Provided material>
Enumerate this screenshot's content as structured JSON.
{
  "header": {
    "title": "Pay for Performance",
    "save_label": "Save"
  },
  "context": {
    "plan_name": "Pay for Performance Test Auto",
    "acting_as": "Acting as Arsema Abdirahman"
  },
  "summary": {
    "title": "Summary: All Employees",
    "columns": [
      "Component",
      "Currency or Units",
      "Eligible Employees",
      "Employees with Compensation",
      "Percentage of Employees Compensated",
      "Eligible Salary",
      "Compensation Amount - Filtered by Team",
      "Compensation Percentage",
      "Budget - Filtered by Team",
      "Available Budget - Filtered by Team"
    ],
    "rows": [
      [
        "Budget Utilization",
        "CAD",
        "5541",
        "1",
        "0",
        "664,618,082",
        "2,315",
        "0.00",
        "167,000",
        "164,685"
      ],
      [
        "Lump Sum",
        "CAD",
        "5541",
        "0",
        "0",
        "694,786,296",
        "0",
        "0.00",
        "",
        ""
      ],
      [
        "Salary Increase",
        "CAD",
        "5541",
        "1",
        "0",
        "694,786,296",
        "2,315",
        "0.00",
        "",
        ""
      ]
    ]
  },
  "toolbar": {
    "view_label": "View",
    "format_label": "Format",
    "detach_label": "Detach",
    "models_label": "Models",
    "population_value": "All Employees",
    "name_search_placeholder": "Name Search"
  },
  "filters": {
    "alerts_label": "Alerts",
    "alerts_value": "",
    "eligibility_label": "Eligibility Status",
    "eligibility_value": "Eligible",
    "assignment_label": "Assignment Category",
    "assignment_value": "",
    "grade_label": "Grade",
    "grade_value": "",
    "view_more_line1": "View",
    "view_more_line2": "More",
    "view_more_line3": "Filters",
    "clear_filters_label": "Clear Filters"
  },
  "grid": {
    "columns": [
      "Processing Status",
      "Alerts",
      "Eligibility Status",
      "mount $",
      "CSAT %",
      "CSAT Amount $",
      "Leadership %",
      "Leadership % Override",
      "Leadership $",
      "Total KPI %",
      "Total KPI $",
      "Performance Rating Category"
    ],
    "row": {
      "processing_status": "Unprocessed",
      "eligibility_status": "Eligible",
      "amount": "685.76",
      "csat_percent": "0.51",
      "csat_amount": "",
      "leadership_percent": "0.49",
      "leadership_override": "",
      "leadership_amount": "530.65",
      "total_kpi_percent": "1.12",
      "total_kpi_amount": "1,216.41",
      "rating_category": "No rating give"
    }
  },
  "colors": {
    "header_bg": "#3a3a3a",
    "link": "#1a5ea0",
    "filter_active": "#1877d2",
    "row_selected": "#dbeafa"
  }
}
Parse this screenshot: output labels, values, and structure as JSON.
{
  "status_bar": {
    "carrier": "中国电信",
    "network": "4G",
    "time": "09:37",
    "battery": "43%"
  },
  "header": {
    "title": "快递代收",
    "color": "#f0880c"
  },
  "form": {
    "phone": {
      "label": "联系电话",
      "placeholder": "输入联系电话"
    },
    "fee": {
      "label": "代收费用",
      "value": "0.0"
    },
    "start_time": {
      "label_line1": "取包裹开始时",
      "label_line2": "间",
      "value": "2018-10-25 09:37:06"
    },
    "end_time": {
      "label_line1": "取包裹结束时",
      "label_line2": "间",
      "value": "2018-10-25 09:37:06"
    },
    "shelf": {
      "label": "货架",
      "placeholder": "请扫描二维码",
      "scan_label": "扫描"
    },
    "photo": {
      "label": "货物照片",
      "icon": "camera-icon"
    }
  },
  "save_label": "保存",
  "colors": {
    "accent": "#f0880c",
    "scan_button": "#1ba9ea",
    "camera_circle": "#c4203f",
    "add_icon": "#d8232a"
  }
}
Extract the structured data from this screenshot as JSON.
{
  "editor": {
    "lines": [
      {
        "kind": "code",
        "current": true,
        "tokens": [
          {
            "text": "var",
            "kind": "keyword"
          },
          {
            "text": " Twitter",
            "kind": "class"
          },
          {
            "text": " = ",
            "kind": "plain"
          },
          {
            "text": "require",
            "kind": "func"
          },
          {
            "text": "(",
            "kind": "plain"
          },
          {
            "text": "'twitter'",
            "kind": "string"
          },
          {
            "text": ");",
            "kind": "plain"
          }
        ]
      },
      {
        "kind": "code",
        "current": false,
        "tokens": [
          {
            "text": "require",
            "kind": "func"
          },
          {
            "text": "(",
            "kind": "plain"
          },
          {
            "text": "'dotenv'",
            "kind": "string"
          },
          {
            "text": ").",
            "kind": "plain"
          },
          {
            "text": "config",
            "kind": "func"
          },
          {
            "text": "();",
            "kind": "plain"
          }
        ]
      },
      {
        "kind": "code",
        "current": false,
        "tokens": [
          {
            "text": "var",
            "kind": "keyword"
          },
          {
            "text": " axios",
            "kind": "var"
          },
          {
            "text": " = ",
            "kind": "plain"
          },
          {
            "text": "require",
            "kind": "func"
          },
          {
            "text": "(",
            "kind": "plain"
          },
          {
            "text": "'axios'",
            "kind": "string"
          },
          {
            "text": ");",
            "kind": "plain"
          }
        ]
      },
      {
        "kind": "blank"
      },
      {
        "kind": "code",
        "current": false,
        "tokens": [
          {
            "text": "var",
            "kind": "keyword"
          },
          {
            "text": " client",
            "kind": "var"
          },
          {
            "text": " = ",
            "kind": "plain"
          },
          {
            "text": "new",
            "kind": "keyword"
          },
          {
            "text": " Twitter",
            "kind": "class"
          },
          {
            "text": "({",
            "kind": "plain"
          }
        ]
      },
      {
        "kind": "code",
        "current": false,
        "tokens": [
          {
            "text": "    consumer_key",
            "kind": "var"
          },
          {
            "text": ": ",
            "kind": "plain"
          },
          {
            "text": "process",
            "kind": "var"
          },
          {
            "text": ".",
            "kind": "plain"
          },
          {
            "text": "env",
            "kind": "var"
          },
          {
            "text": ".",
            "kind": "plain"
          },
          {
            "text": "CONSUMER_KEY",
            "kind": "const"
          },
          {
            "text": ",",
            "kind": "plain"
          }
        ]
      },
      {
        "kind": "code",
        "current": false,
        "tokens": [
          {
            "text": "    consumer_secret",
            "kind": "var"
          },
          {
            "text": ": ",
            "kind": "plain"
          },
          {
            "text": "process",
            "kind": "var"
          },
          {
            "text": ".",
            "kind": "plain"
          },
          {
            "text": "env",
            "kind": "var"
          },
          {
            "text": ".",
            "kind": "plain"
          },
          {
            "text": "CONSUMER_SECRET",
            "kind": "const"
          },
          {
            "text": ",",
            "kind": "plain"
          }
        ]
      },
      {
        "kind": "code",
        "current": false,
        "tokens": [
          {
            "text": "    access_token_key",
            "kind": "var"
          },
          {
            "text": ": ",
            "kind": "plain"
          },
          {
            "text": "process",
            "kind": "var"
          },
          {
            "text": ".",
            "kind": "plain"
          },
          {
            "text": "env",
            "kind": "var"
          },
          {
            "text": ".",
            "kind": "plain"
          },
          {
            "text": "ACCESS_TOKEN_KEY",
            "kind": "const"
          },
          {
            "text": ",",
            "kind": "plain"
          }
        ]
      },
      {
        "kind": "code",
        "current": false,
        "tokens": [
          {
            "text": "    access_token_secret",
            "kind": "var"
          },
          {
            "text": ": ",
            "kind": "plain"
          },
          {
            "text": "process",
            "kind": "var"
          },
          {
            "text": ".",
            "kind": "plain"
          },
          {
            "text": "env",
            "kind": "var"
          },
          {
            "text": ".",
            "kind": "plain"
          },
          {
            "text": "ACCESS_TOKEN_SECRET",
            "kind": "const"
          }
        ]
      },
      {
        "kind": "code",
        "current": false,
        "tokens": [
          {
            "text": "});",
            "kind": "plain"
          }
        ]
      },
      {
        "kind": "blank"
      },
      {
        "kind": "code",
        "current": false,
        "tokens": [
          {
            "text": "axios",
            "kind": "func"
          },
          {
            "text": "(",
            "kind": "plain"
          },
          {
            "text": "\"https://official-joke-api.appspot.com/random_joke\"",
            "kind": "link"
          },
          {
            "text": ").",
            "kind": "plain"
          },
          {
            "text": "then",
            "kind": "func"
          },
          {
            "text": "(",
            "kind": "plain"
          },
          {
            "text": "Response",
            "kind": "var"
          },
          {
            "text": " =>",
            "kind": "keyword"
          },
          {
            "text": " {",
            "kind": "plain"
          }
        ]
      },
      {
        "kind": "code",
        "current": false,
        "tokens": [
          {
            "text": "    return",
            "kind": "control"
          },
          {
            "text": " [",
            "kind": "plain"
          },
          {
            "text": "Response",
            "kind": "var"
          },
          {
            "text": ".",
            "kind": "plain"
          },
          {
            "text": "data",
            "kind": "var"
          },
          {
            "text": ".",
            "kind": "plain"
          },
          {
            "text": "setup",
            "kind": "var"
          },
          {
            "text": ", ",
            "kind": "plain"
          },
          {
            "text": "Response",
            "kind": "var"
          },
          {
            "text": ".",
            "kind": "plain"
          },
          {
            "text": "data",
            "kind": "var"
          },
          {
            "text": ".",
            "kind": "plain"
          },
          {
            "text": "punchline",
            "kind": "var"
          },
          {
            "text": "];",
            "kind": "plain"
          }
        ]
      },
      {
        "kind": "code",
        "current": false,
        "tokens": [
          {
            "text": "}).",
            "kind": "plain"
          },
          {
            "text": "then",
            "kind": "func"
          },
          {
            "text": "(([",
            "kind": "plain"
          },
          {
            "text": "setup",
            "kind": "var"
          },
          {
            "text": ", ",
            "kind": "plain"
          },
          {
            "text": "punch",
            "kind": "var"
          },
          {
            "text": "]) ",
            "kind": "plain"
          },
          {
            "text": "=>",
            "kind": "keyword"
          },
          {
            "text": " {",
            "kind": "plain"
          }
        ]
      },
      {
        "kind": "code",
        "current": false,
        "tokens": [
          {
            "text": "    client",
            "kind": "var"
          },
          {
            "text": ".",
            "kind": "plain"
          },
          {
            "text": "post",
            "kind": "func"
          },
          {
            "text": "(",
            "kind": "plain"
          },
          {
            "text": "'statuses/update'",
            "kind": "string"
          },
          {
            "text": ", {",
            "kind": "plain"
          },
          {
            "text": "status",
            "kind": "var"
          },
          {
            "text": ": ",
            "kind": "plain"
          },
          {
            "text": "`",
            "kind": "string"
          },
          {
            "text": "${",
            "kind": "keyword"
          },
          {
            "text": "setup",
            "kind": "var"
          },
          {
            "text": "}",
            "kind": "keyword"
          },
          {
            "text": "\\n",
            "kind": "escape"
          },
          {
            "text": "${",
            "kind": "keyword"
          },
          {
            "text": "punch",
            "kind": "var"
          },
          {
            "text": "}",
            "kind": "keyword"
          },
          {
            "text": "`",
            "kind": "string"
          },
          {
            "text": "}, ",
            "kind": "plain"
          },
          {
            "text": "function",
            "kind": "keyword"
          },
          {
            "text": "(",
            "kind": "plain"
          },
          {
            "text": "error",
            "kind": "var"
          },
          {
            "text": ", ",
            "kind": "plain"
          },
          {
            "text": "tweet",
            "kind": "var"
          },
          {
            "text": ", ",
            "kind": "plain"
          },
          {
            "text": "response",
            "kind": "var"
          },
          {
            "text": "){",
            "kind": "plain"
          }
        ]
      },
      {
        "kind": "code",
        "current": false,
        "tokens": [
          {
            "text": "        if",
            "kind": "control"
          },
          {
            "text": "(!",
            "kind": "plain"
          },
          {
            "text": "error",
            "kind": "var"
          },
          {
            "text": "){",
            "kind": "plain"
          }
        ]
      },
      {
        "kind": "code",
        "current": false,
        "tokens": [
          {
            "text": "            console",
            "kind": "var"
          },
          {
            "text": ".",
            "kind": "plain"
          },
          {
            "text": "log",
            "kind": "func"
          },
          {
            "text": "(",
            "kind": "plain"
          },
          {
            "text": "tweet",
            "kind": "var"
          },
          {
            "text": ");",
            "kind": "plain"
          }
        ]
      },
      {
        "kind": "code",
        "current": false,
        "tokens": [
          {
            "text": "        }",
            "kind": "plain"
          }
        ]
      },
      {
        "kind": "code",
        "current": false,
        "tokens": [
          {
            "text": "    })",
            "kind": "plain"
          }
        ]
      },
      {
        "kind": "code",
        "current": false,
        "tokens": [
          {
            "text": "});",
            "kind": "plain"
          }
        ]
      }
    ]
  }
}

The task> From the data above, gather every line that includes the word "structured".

Response>
Enumerate this screenshot's content as structured JSON.
Extract the structured data from this screenshot as JSON.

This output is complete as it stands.